> Data records:
---+---

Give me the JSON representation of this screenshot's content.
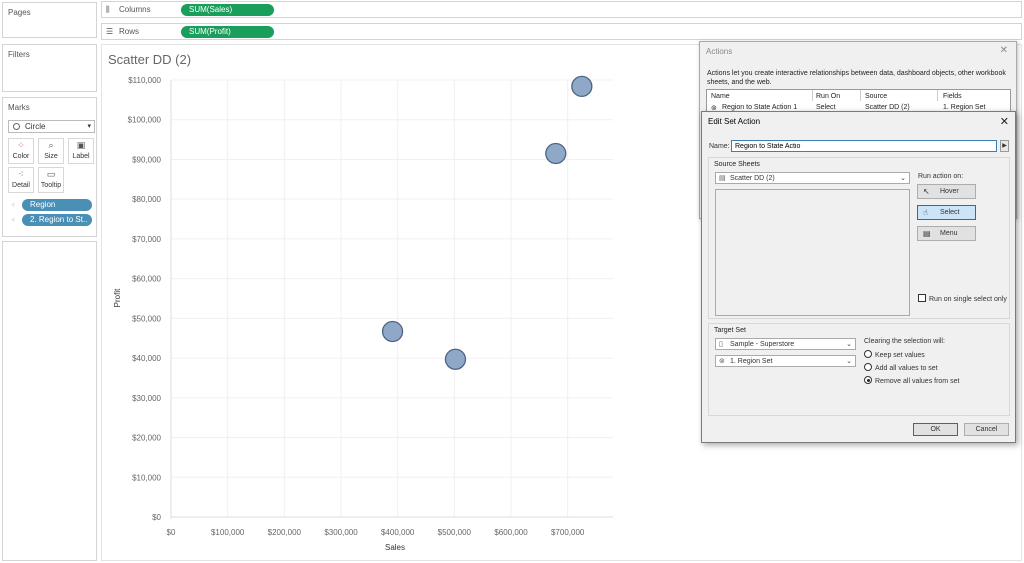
{
  "panes": {
    "pages": "Pages",
    "filters": "Filters",
    "marks": "Marks"
  },
  "marks": {
    "type": "Circle",
    "buttons": [
      "Color",
      "Size",
      "Label",
      "Detail",
      "Tooltip"
    ],
    "pills": [
      "Region",
      "2. Region to St.."
    ]
  },
  "shelves": {
    "columns_label": "Columns",
    "columns_pill": "SUM(Sales)",
    "rows_label": "Rows",
    "rows_pill": "SUM(Profit)"
  },
  "sheet_title": "Scatter DD (2)",
  "chart_data": {
    "type": "scatter",
    "xlabel": "Sales",
    "ylabel": "Profit",
    "xlim": [
      0,
      780000
    ],
    "ylim": [
      0,
      110000
    ],
    "x_ticks": [
      0,
      100000,
      200000,
      300000,
      400000,
      500000,
      600000,
      700000
    ],
    "x_tick_labels": [
      "$0",
      "$100,000",
      "$200,000",
      "$300,000",
      "$400,000",
      "$500,000",
      "$600,000",
      "$700,000"
    ],
    "y_ticks": [
      0,
      10000,
      20000,
      30000,
      40000,
      50000,
      60000,
      70000,
      80000,
      90000,
      100000,
      110000
    ],
    "y_tick_labels": [
      "$0",
      "$10,000",
      "$20,000",
      "$30,000",
      "$40,000",
      "$50,000",
      "$60,000",
      "$70,000",
      "$80,000",
      "$90,000",
      "$100,000",
      "$110,000"
    ],
    "points": [
      {
        "x": 725000,
        "y": 108400
      },
      {
        "x": 679000,
        "y": 91500
      },
      {
        "x": 391000,
        "y": 46700
      },
      {
        "x": 502000,
        "y": 39700
      }
    ],
    "grid": true,
    "colors": {
      "point_fill": "#8fa8c8",
      "point_stroke": "#4d6382"
    }
  },
  "actions_dialog": {
    "title": "Actions",
    "description": "Actions let you create interactive relationships between data, dashboard objects, other workbook sheets, and the web.",
    "columns": [
      "Name",
      "Run On",
      "Source",
      "Fields"
    ],
    "row": [
      "Region to State Action 1",
      "Select",
      "Scatter DD (2)",
      "1. Region Set"
    ]
  },
  "edit_dialog": {
    "title": "Edit Set Action",
    "name_label": "Name:",
    "name_value": "Region to State Actio",
    "source_sheets_label": "Source Sheets",
    "source_sheet": "Scatter DD (2)",
    "run_action_label": "Run action on:",
    "run_options": [
      "Hover",
      "Select",
      "Menu"
    ],
    "run_selected": "Select",
    "single_select_label": "Run on single select only",
    "target_set_label": "Target Set",
    "target_datasource": "Sample - Superstore",
    "target_set": "1. Region Set",
    "clearing_label": "Clearing the selection will:",
    "clear_options": [
      "Keep set values",
      "Add all values to set",
      "Remove all values from set"
    ],
    "clear_selected": "Remove all values from set",
    "ok_label": "OK",
    "cancel_label": "Cancel"
  }
}
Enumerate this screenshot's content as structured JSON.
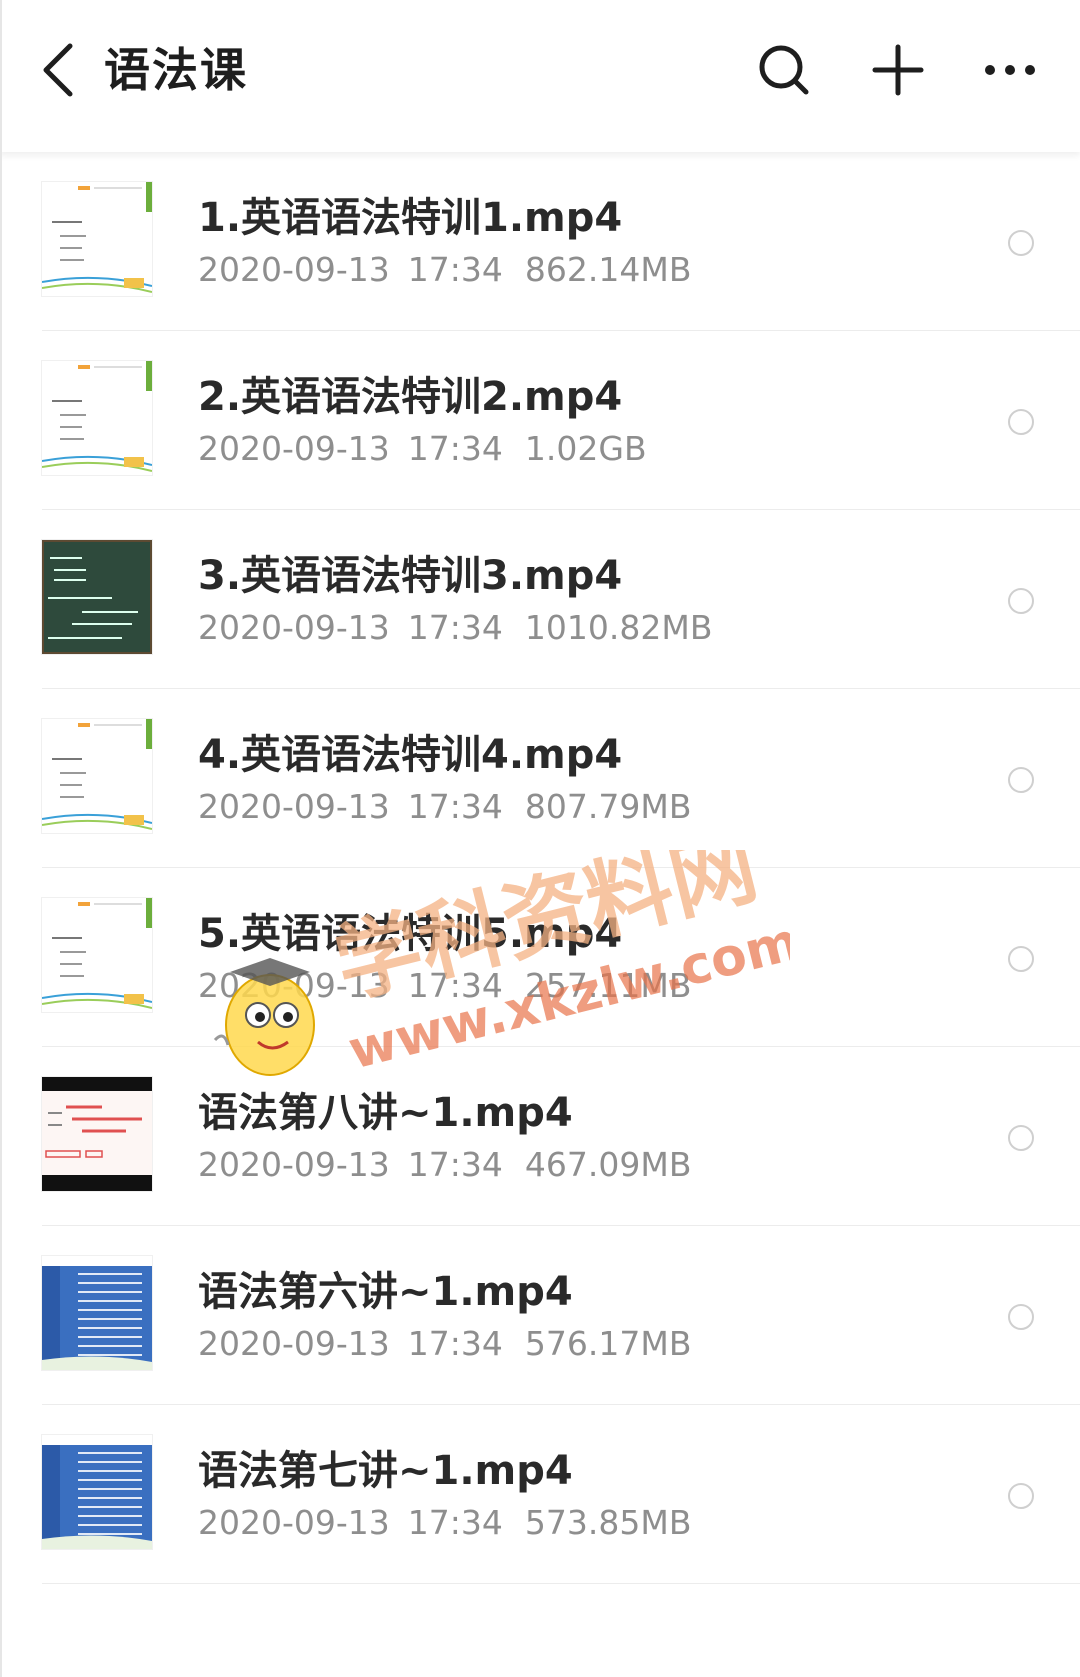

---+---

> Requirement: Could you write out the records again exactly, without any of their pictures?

> Your response:
Give me the JSON representation of this screenshot's content.
{
  "panes": {
    "pages": "Pages",
    "filters": "Filters",
    "marks": "Marks"
  },
  "marks": {
    "type": "Circle",
    "buttons": [
      "Color",
      "Size",
      "Label",
      "Detail",
      "Tooltip"
    ],
    "pills": [
      "Region",
      "2. Region to St.."
    ]
  },
  "shelves": {
    "columns_label": "Columns",
    "columns_pill": "SUM(Sales)",
    "rows_label": "Rows",
    "rows_pill": "SUM(Profit)"
  },
  "sheet_title": "Scatter DD (2)",
  "chart_data": {
    "type": "scatter",
    "xlabel": "Sales",
    "ylabel": "Profit",
    "xlim": [
      0,
      780000
    ],
    "ylim": [
      0,
      110000
    ],
    "x_ticks": [
      0,
      100000,
      200000,
      300000,
      400000,
      500000,
      600000,
      700000
    ],
    "x_tick_labels": [
      "$0",
      "$100,000",
      "$200,000",
      "$300,000",
      "$400,000",
      "$500,000",
      "$600,000",
      "$700,000"
    ],
    "y_ticks": [
      0,
      10000,
      20000,
      30000,
      40000,
      50000,
      60000,
      70000,
      80000,
      90000,
      100000,
      110000
    ],
    "y_tick_labels": [
      "$0",
      "$10,000",
      "$20,000",
      "$30,000",
      "$40,000",
      "$50,000",
      "$60,000",
      "$70,000",
      "$80,000",
      "$90,000",
      "$100,000",
      "$110,000"
    ],
    "points": [
      {
        "x": 725000,
        "y": 108400
      },
      {
        "x": 679000,
        "y": 91500
      },
      {
        "x": 391000,
        "y": 46700
      },
      {
        "x": 502000,
        "y": 39700
      }
    ],
    "grid": true,
    "colors": {
      "point_fill": "#8fa8c8",
      "point_stroke": "#4d6382"
    }
  },
  "actions_dialog": {
    "title": "Actions",
    "description": "Actions let you create interactive relationships between data, dashboard objects, other workbook sheets, and the web.",
    "columns": [
      "Name",
      "Run On",
      "Source",
      "Fields"
    ],
    "row": [
      "Region to State Action 1",
      "Select",
      "Scatter DD (2)",
      "1. Region Set"
    ]
  },
  "edit_dialog": {
    "title": "Edit Set Action",
    "name_label": "Name:",
    "name_value": "Region to State Actio",
    "source_sheets_label": "Source Sheets",
    "source_sheet": "Scatter DD (2)",
    "run_action_label": "Run action on:",
    "run_options": [
      "Hover",
      "Select",
      "Menu"
    ],
    "run_selected": "Select",
    "single_select_label": "Run on single select only",
    "target_set_label": "Target Set",
    "target_datasource": "Sample - Superstore",
    "target_set": "1. Region Set",
    "clearing_label": "Clearing the selection will:",
    "clear_options": [
      "Keep set values",
      "Add all values to set",
      "Remove all values from set"
    ],
    "clear_selected": "Remove all values from set",
    "ok_label": "OK",
    "cancel_label": "Cancel"
  }
}
Enumerate this screenshot's content as structured JSON.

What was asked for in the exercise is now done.